Businesses are getting used to the idea of the remote workforce. Gone are the days when managerial vigilance was everything and remote workers were viewed with suspicion. Now they are key components of the diverse pool of talent which provides the economic bedrock of our society.
The remote workforce brings with it a range of benefits, from optimised recruiting efforts, improved organisational culture and boosted productivity rates to more agile corporate protocols and an improved bottom line.
But there's no need to take our word for it. Instead, it's time to gain insight from some of the other experts in this field; experts who have either deployed the remote workforce to great effect within their own organisations or who are experienced in educating up-and-coming business talent in the benefits of this revolutionary approach to corporate structure.
Read on to learn more about why you should be embracing a remote workforce in your business.
The traditional view of the remote workforce as being a drain on productivity or at least an unnecessary risk is way off the mark, according to Professor Bloom. He describes how the practice of requiring employees to be in the office on a day-to-day basis is an antiquated and outdated one; a hangover from the Industrial Revolution.
Bloom recently completed a study of Ctrip - a Chinese travel booking platform worth over a billion dollars. Ctrip restructured their working arrangements to enable 10,000 of their employees to join the remote workforce for nine months. Bloom's study found that the experiment paid off with interesting results. Thirteen percent of these employees displayed an improvement in performance and productivity when working from home, with no significant decrease in these metrics from the remaining 87 percent.

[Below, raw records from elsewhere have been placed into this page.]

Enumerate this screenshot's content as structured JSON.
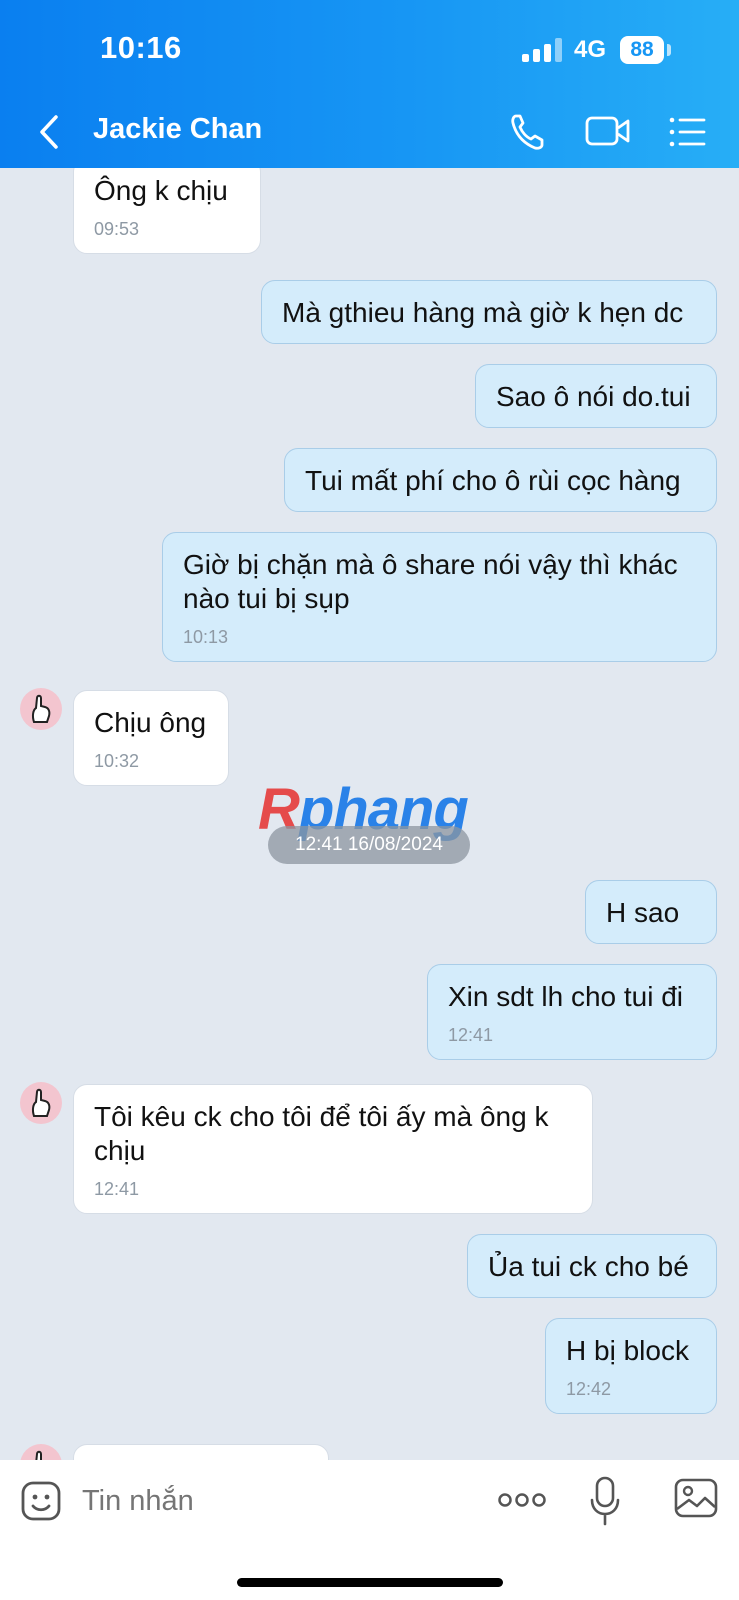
{
  "status_bar": {
    "time": "10:16",
    "network": "4G",
    "battery": "88"
  },
  "header": {
    "contact_name": "Jackie Chan"
  },
  "icons": {
    "back": "chevron-left-icon",
    "call": "phone-icon",
    "video": "video-camera-icon",
    "menu": "list-icon",
    "sticker": "smiley-icon",
    "more": "more-dots-icon",
    "mic": "microphone-icon",
    "image": "image-icon"
  },
  "messages": [
    {
      "text": "Ông k chịu",
      "time": "09:53"
    },
    {
      "text": "Mà gthieu hàng mà giờ k hẹn dc"
    },
    {
      "text": "Sao ô nói do.tui"
    },
    {
      "text": "Tui mất phí cho ô rùi cọc hàng"
    },
    {
      "text": "Giờ bị chặn mà ô share nói vậy thì khác nào tui bị sụp",
      "time": "10:13"
    },
    {
      "text": "Chịu ông",
      "time": "10:32"
    },
    {
      "text": "H sao"
    },
    {
      "text": "Xin sdt lh cho tui đi",
      "time": "12:41"
    },
    {
      "text": "Tôi kêu ck cho tôi để tôi ấy mà ông k chịu",
      "time": "12:41"
    },
    {
      "text": "Ủa tui ck cho bé"
    },
    {
      "text": "H bị block",
      "time": "12:42"
    }
  ],
  "date_separator": "12:41 16/08/2024",
  "watermark": {
    "first": "R",
    "rest": "phang"
  },
  "composer": {
    "placeholder": "Tin nhắn"
  },
  "colors": {
    "header": "#1796f4",
    "outgoing_bubble": "#d4ecfb",
    "incoming_bubble": "#ffffff",
    "chat_bg": "#e2e8f0"
  }
}
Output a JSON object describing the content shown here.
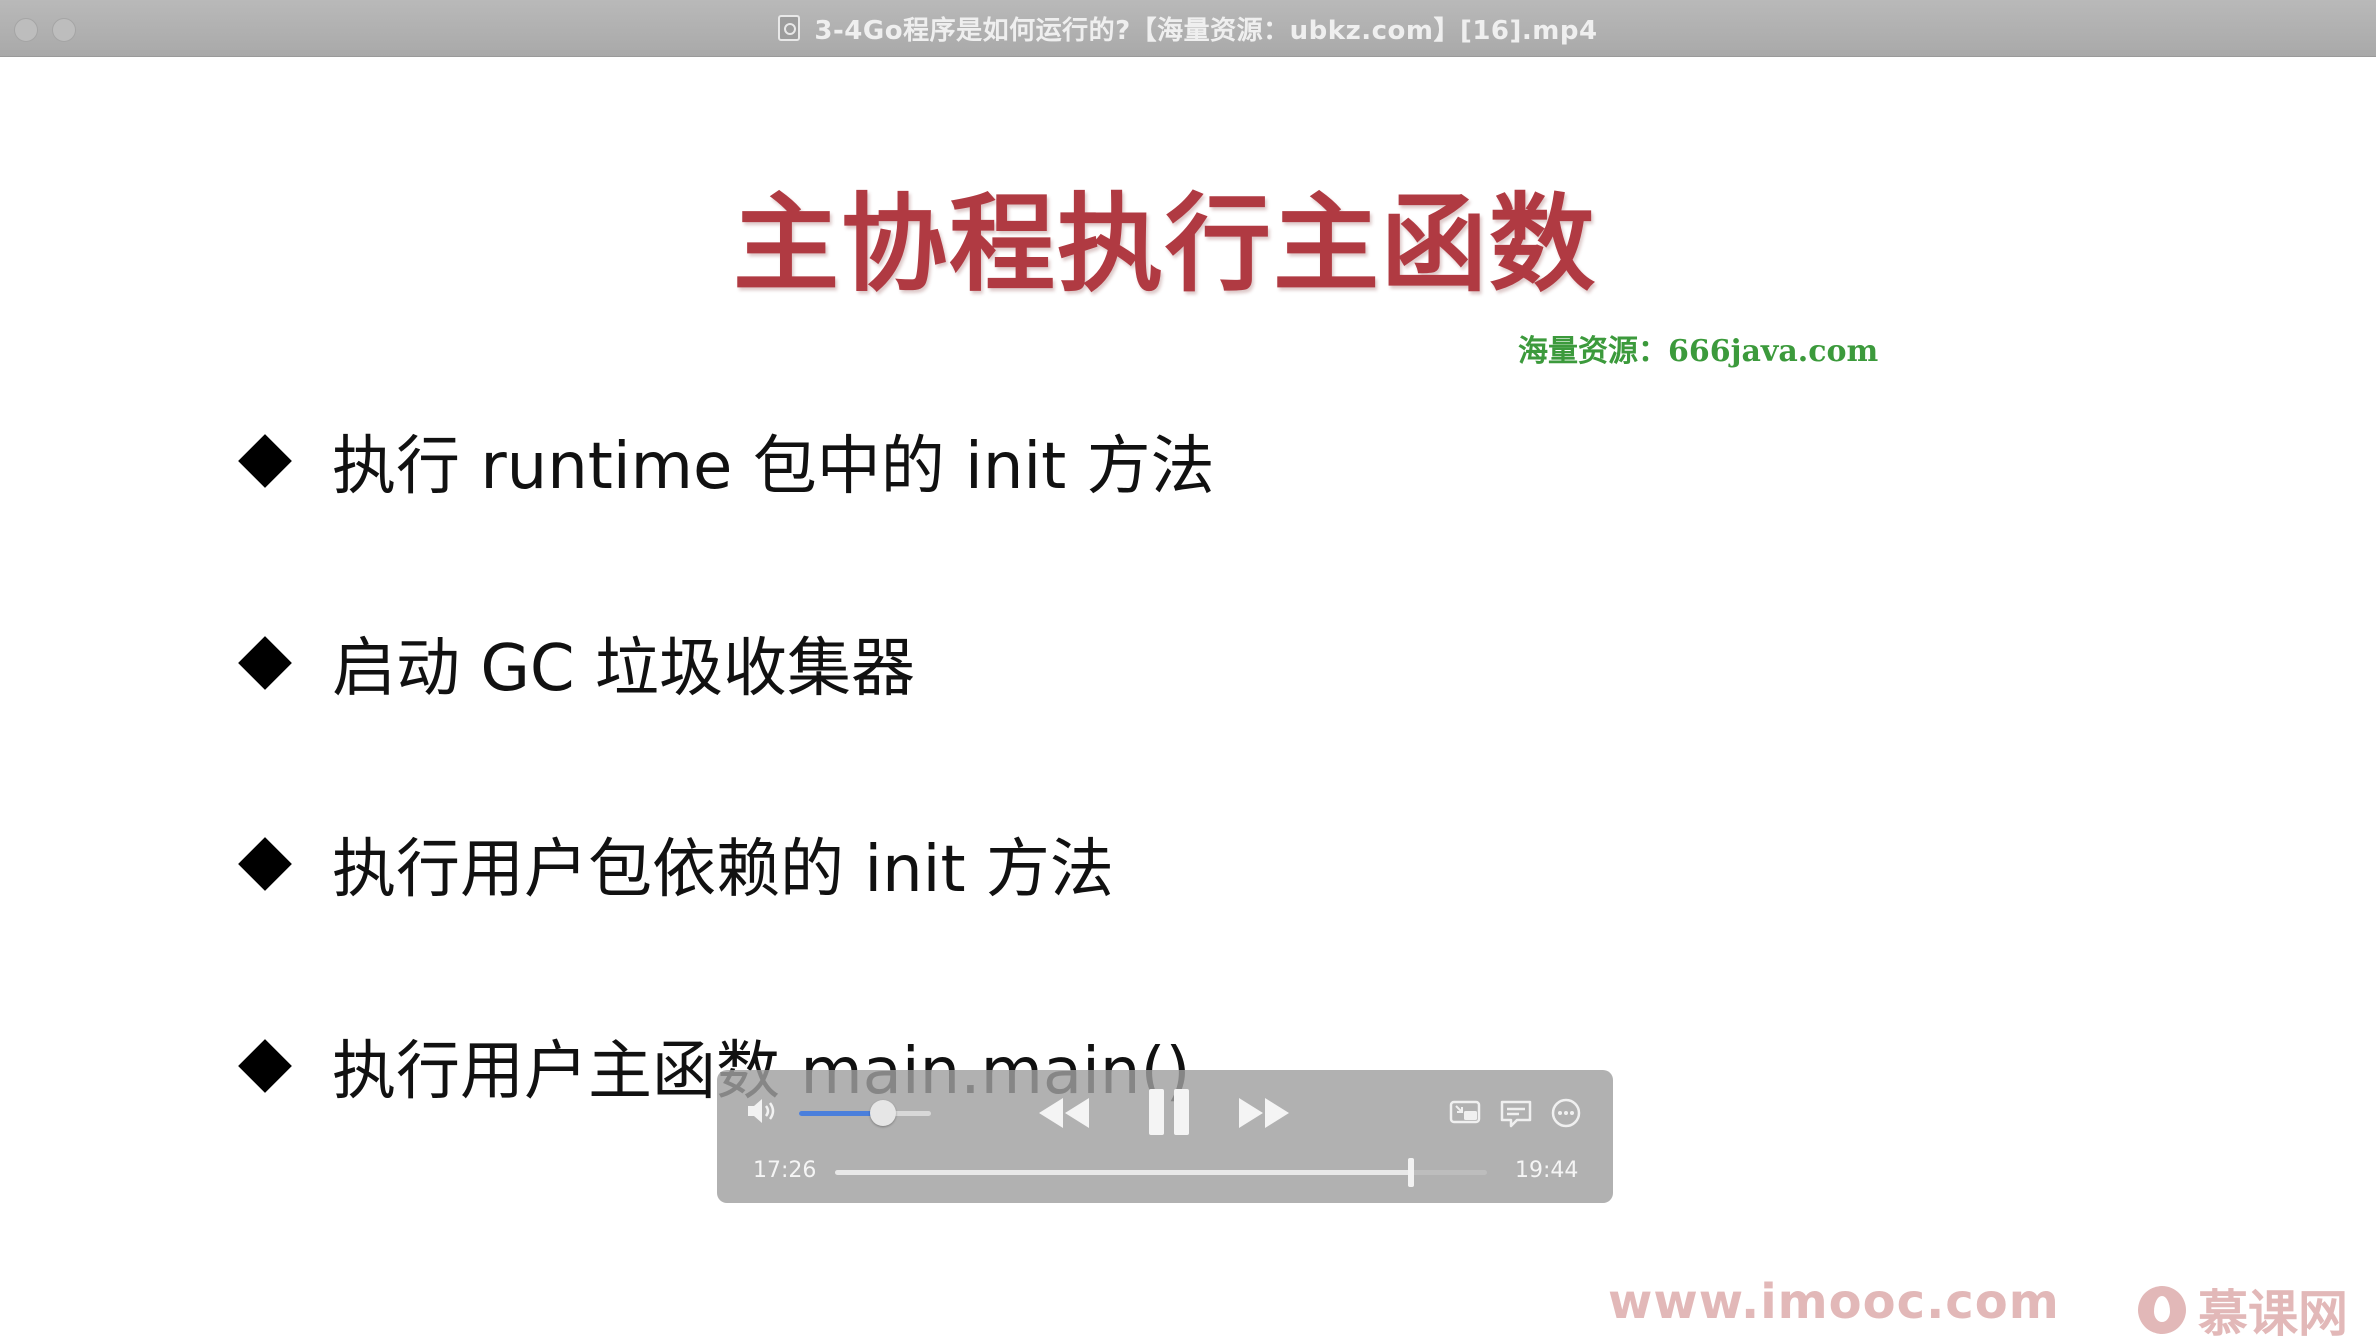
{
  "window": {
    "title": "3-4Go程序是如何运行的?【海量资源：ubkz.com】[16].mp4"
  },
  "slide": {
    "title": "主协程执行主函数",
    "watermark": "海量资源：666java.com",
    "bullets": [
      "执行 runtime 包中的 init 方法",
      "启动 GC 垃圾收集器",
      "执行用户包依赖的 init 方法",
      "执行用户主函数 main.main()"
    ]
  },
  "player": {
    "current_time": "17:26",
    "duration": "19:44",
    "volume_level": 0.64,
    "progress_fraction": 0.883,
    "accent_color": "#4a7fdc"
  },
  "footer": {
    "site_url": "www.imooc.com",
    "brand_name": "慕课网"
  }
}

Another expert who is shattering the myths surrounding the remote workforce is Jennifer Newbill. Newbill cites the increased flexibility of working remotely as a reason for its success. The trust and respect that an organisation provides to employees when they work remotely have been shown to increase engagement and loyalty to the business, while the flexibility of options mentioned above energises the workforce.

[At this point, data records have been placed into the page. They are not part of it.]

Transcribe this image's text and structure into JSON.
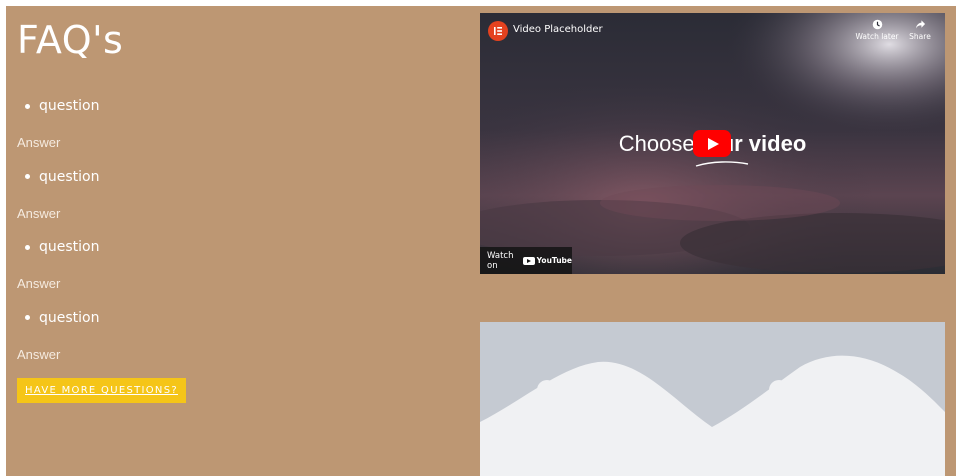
{
  "faq": {
    "title": "FAQ's",
    "items": [
      {
        "question": "question",
        "answer": "Answer"
      },
      {
        "question": "question",
        "answer": "Answer"
      },
      {
        "question": "question",
        "answer": "Answer"
      },
      {
        "question": "question",
        "answer": "Answer"
      }
    ],
    "more_button": "HAVE MORE QUESTIONS?"
  },
  "video": {
    "title": "Video Placeholder",
    "watch_later": "Watch later",
    "share": "Share",
    "headline_left": "Choose ",
    "headline_right": "ur video",
    "watch_on": "Watch on",
    "youtube": "YouTube"
  },
  "colors": {
    "page_bg": "#bd9773",
    "button_bg": "#f5c518",
    "placeholder_bg": "#c5cad2",
    "placeholder_shape": "#f0f1f3"
  }
}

This is completely at odds with the stereotypical view of the remote worker as disengaged and separate from the organisation. Through video conferencing technology and other innovations, business leaders can bring their remote workers into the fold and actively increase engagement across the board. Jennifer Newbill finishes by adding that remote workers with additional life 'perks' are more likely to be an advocate for your business than traditional staff, benefiting your organisation's profile in your industry and beyond.

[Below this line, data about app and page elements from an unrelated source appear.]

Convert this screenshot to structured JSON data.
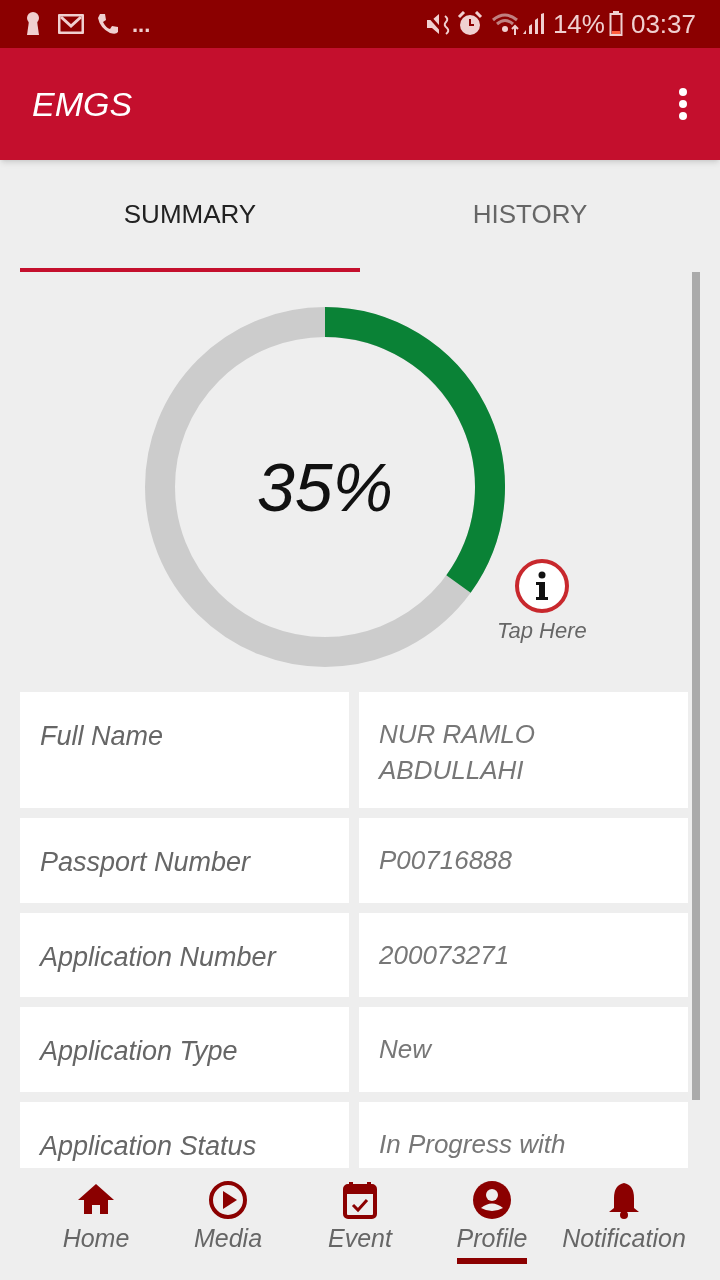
{
  "status_bar": {
    "overflow": "...",
    "battery": "14%",
    "time": "03:37"
  },
  "app_bar": {
    "title": "EMGS"
  },
  "tabs": [
    {
      "label": "SUMMARY",
      "selected": true
    },
    {
      "label": "HISTORY",
      "selected": false
    }
  ],
  "progress": {
    "reading": "35%",
    "info_label": "Tap Here"
  },
  "details": [
    {
      "label": "Full Name",
      "value": "NUR RAMLO ABDULLAHI"
    },
    {
      "label": "Passport Number",
      "value": "P00716888"
    },
    {
      "label": "Application Number",
      "value": "200073271"
    },
    {
      "label": "Application Type",
      "value": "New"
    },
    {
      "label": "Application Status",
      "value": "In Progress with"
    }
  ],
  "bottom_nav": [
    {
      "label": "Home",
      "kind": "home",
      "selected": false
    },
    {
      "label": "Media",
      "kind": "media",
      "selected": false
    },
    {
      "label": "Event",
      "kind": "event",
      "selected": false
    },
    {
      "label": "Profile",
      "kind": "profile",
      "selected": true
    },
    {
      "label": "Notification",
      "kind": "bell",
      "selected": false
    }
  ]
}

Timothy Loginov recognises that businesses which deploy remote workforces do need to be aware of engagement and motivation levels among staff. He describes how a daily structure, implemented across collaborative teams, can safeguard this.
He also advocates the use of regularly scheduled video conferences to enable face-to-face communication. Virtual meetings instil a feeling of togetherness within remote teams, while both staff members and managers can pick up on non-verbal communication signals to better understand one another.
Loginov stresses the importance of making these meetings compulsory, to demonstrate that remote staff members are still critically important members of the wider team.
As CEO of international recruiting and management firm Twassistant, Keith Brink understands the different challenges which come from operating a genuinely global workforce. He recommends taking the time to learn about business and social cultures in your workforce's various countries of origin and then deploying this knowledge in your approach to remote management.
Keith also recommends engaging your remote staff members with warm and friendly questions. "How is your family?" and "how was your weekend?" are gentle but effective ways to make remote workers feel part of a wider team.
Sean Si highlights the importance of mutual accountability - not so much to keep tabs on employees but to reinforce the important nature of their role within the organisation.
"We use Hubstaff for our time tracking for accountability," Sean says, "and I make sure that my team also sees my hours."
This approach makes employees feel that they are valued and also increases the trust they feel for managers, even when management techniques are being implemented remotely. Another benefit of the Hubstaff software is that it enables management teams to understand employee wellness. Taking the time to make sure that employees are getting enough rest and are taking the appropriate breaks goes a long way.
To learn more about the power of audio, web and video conferences and the benefits of remote working, get in touch with the Express Virtual Meetings team today.